In summary, I want my systems to be able to handle the more intensive tasks I plan to throw at them: Windows laptop for gaming and also travel, the stay–at-home system can perform long-running tasks such as AI model training, password cracking, and daily cron jobs.

Things I don’t care about: – being able to play games while traveling – document data diverging due to on multiple systems: I use a personal #NextCloud instance to keep my documents in sync.

Current State

I have a number of personal computing devices in my home lab for testing things and running different tasks, but they’re all aging a bit, so it is time to upgrade: – my Razer Blade 13 laptop is from 2016 – my main tower/gaming PC is from 2015 with an Nvidia GTX 1060 – an i5 NUC from 2020 (unused) – an i3 NUC from 2013 (unused) – A 6TB NAS with 4 aging 2TB drives from 2014 – Raspberry Pis and some other non-relevant computing devices


With the objectives in mind, and realizing that my workload system would almost certainly run Linux, the two configurations for experimentation were: – Intel NUC with an eGPU – Lightweight laptopi (e.g. Dell XPS 13) with an eGPU

[Note:] The computing systems must support at least Thunderbolt3, though version 4 would be best for future-proofing.

Shows an Nvidia GTX 1060 in a Razer Core X Chroma eGPU enclosure Image: Original GTX 1060 GPU slotted in the Razer Core X Chroma enclosure

Background Research

Before starting on this endeavor, I did a lot of research to see how likely I’d be able to succeed. The two best sources I found was the site with many reviews and descriptions of how well specific configurations worked (or didn’t). They also have nice “best laptop for eGPU” and Best eGPU Enclosures matrices.

Nvidia drivers and Ubuntu

Installing Nvidia drivers under #Ubuntu is pretty straightforward these days, with a one-click install option built-in to the operating system itself. The user can choose between versions, and my research showed that most applications required either version 525 or 530. I installed 530.

eGPU information

The best two sources I found for information on configuring and using eGPUs were: – r/eGPU on reddit – their “so you’re thinking about an eGPU”
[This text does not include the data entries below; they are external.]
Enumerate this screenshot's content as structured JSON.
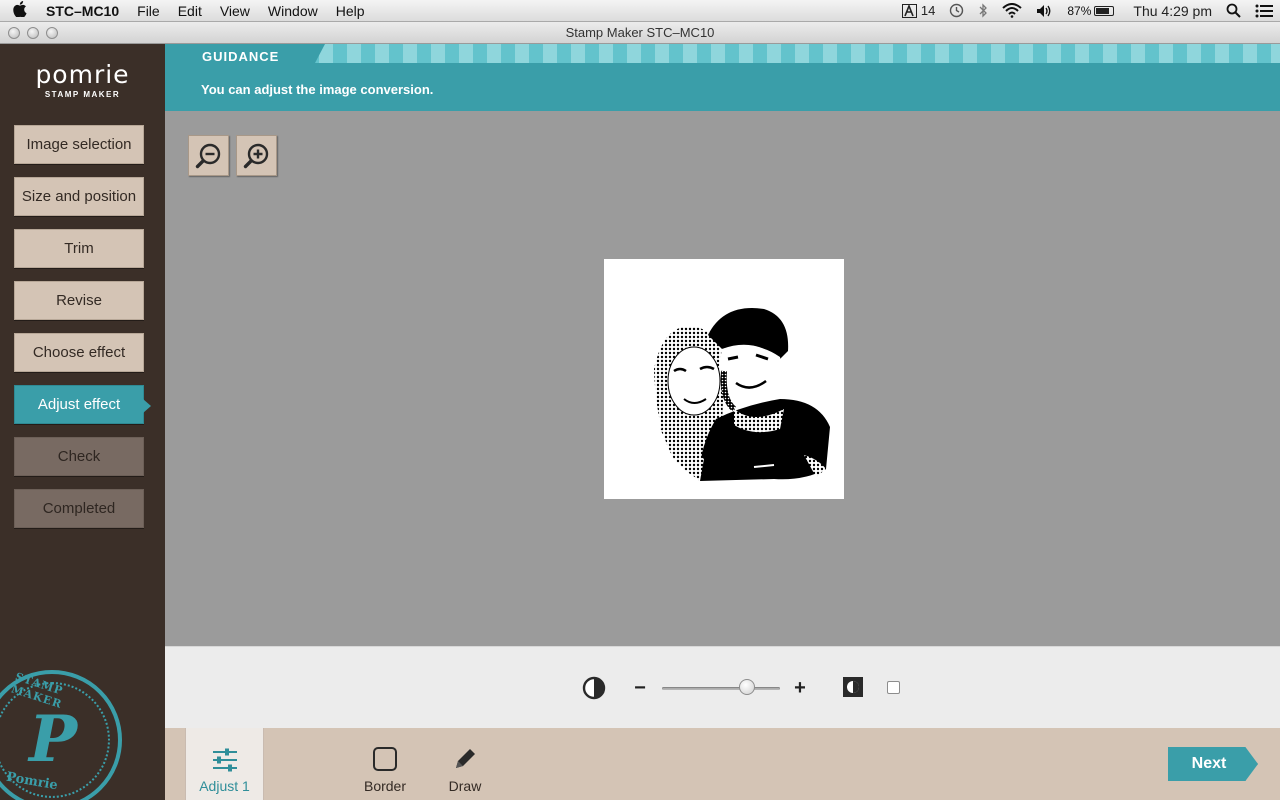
{
  "menubar": {
    "app_name": "STC–MC10",
    "items": [
      "File",
      "Edit",
      "View",
      "Window",
      "Help"
    ],
    "status": {
      "adobe_count": "14",
      "battery": "87%",
      "clock": "Thu 4:29 pm"
    }
  },
  "window": {
    "title": "Stamp Maker STC–MC10"
  },
  "logo": {
    "name": "pomrie",
    "subtitle": "STAMP MAKER"
  },
  "steps": [
    {
      "label": "Image selection",
      "state": "normal"
    },
    {
      "label": "Size and position",
      "state": "normal"
    },
    {
      "label": "Trim",
      "state": "normal"
    },
    {
      "label": "Revise",
      "state": "normal"
    },
    {
      "label": "Choose effect",
      "state": "normal"
    },
    {
      "label": "Adjust effect",
      "state": "active"
    },
    {
      "label": "Check",
      "state": "disabled"
    },
    {
      "label": "Completed",
      "state": "disabled"
    }
  ],
  "seal": {
    "top_text": "STAMP MAKER",
    "letter": "P",
    "bottom_text": "Pomrie"
  },
  "guidance": {
    "tab": "GUIDANCE",
    "message": "You can adjust the image conversion."
  },
  "zoom": {
    "out_icon": "zoom-out-icon",
    "in_icon": "zoom-in-icon"
  },
  "adjust": {
    "contrast_icon": "contrast-icon",
    "minus": "−",
    "plus": "+",
    "slider_value": 0.72,
    "invert_icon": "invert-icon",
    "checkbox_checked": false
  },
  "toolbar": {
    "tools": [
      {
        "label": "Adjust 1",
        "icon": "sliders-icon",
        "active": true
      },
      {
        "label": "Border",
        "icon": "square-icon",
        "active": false
      },
      {
        "label": "Draw",
        "icon": "pencil-icon",
        "active": false
      }
    ],
    "next_label": "Next"
  },
  "colors": {
    "accent": "#3a9ea9",
    "sidebar_bg": "#3b2f28",
    "step_bg": "#d4c4b5",
    "step_disabled_bg": "#786a62",
    "canvas_bg": "#9b9b9b"
  }
}
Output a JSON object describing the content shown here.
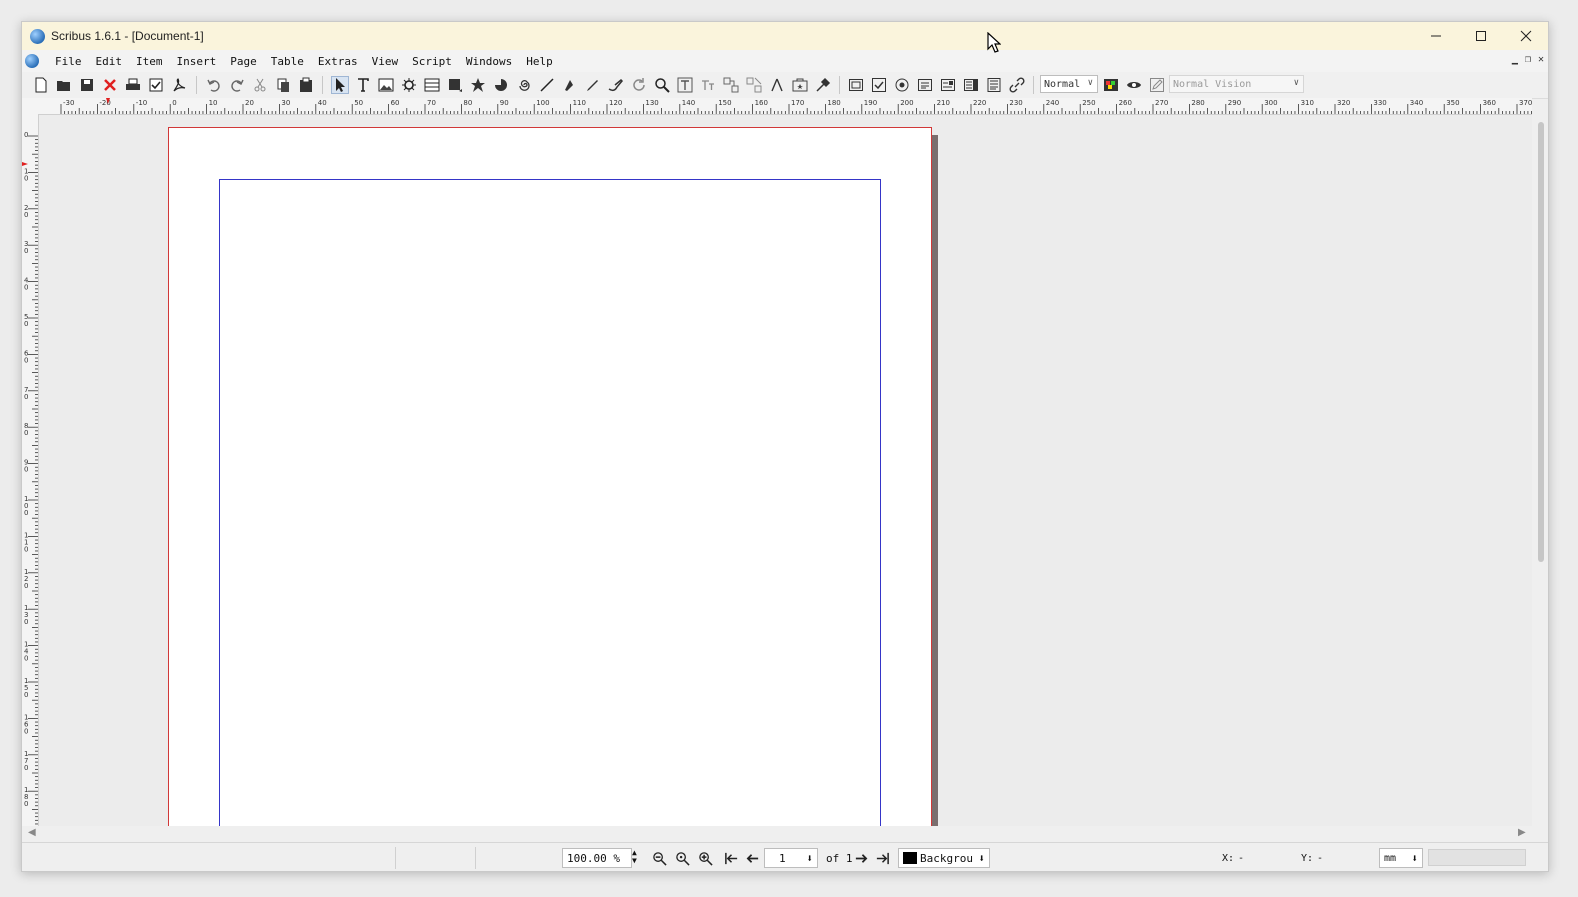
{
  "window": {
    "title": "Scribus 1.6.1 - [Document-1]"
  },
  "menubar": {
    "items": [
      "File",
      "Edit",
      "Item",
      "Insert",
      "Page",
      "Table",
      "Extras",
      "View",
      "Script",
      "Windows",
      "Help"
    ]
  },
  "toolbar": {
    "icons": [
      "new-document",
      "open",
      "save",
      "close-document",
      "print",
      "preflight-check",
      "export-pdf",
      "undo",
      "redo",
      "cut",
      "copy",
      "paste",
      "select",
      "text-frame",
      "image-frame",
      "render-frame",
      "table",
      "shape",
      "polygon",
      "arc",
      "spiral",
      "line",
      "bezier",
      "freehand",
      "calligraphic",
      "rotate",
      "zoom",
      "edit-contents",
      "edit-text",
      "link-frames",
      "unlink-frames",
      "measure",
      "copy-properties",
      "eyedropper",
      "pdf-push-button",
      "pdf-checkbox",
      "pdf-radio",
      "pdf-text-field",
      "pdf-combo-box",
      "pdf-list-box",
      "pdf-text-annotation",
      "pdf-link-annotation"
    ],
    "image_preview_mode": "Normal",
    "vision_mode": "Normal Vision"
  },
  "rulers": {
    "horizontal_labels": [
      "-30",
      "-20",
      "-10",
      "0",
      "10",
      "20",
      "30",
      "40",
      "50",
      "60",
      "70",
      "80",
      "90",
      "100",
      "110",
      "120",
      "130",
      "140",
      "150",
      "160",
      "170",
      "180",
      "190",
      "200",
      "210",
      "220",
      "230",
      "240",
      "250",
      "260",
      "270",
      "280",
      "290",
      "300",
      "310",
      "320",
      "330",
      "340",
      "350",
      "360",
      "370"
    ],
    "vertical_labels": [
      "0",
      "10",
      "20",
      "30",
      "40",
      "50",
      "60",
      "70",
      "80",
      "90",
      "100",
      "110",
      "120",
      "130",
      "140",
      "150",
      "160",
      "170",
      "180"
    ]
  },
  "statusbar": {
    "zoom": "100.00 %",
    "page_current": "1",
    "page_of": "of 1",
    "layer": "Backgrou",
    "x_label": "X:",
    "x_value": "-",
    "y_label": "Y:",
    "y_value": "-",
    "unit": "mm"
  },
  "colors": {
    "page_border": "#d13838",
    "margin_guides": "#3535c8",
    "titlebar": "#faf4dc"
  }
}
Having read a fair amount about the flakiness of certain #eGPU setups, I approached this project with a bit of caution. My older tower had a respectable, if aging, GTX 1060 6GB in it. Since I already had a recent Core i5 Intel NUC running Ubuntu and some test machine learning applications, so all I needed to fully test this was the enclosure. Researching the various enclosure options, I chose this one because: – the Razer Core X series appears to have some of the best out-of-the-box compatibility – I’ve been impressed with my aging Razer laptop, so I know they build quality components – The Chroma version has what is basically an USB hub in the back with 4 USB 3.x ports and an ethernet jack added to the plain Core X version My thinking was that this system could not only provide GPU, but also act as an easy dock-hub for my primary computers. This didn’t work out quite as I planned (more in the next post).

The included thunderbolt cable is connected from the NUC to the eGPU. Theoretically, the standard peripherals (keyboard, mouse, etc.) should be connected to the eGPU hub and everything will “just work”. However, in my testing, things worked best with the peripheral hub I use plugged into the NUC and only the #Thunderbolt cable plugged into the enclosure. In the spirit of IT troubleshooters everywhere: start by making the least amount of change and iterate from there.

Intel NUC on top of Razer Core X Chroma eGPU Image: Just the enclosure with a NUC on top.


The NUC was on Ubuntu 20.04. The drivers installed just fine, but the system just wouldn’t see the GPU. Doing some research, it looked like people were having better results with more recent versions of Ubuntu, so I did a quick sudo apt dist-upgrade and upgraded the system to 22.XX. The GPU worked! However, the advice I’d been given was to upgrade to 23.04, so I did that and still the system worked fine.